# [Required action]
Line filter on the word "anonymous": copy each matching line from the entries.

# [Provided data]
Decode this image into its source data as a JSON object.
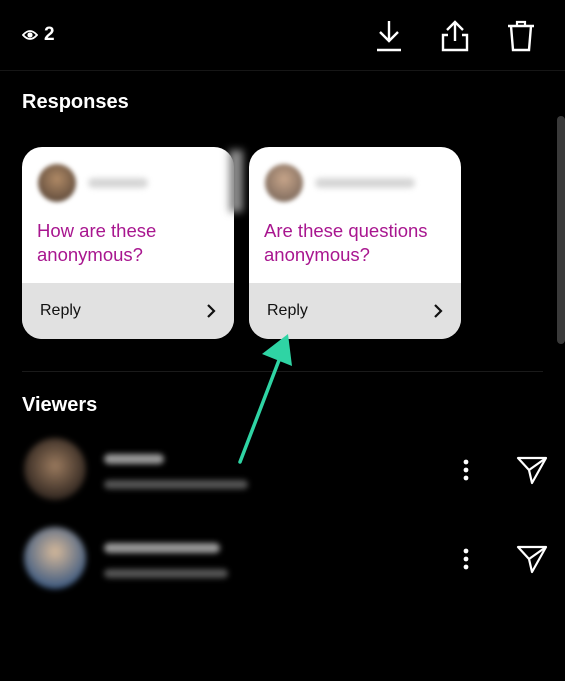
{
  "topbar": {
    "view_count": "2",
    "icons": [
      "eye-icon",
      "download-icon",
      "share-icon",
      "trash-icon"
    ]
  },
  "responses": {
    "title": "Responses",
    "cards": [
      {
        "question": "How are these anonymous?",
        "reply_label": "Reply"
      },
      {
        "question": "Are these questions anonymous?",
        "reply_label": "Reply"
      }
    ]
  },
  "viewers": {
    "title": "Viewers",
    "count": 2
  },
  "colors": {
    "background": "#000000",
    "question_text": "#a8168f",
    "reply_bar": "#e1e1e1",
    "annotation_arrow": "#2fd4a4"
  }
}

# [Reply]
        "question": "How are these anonymous?",
        "question": "Are these questions anonymous?",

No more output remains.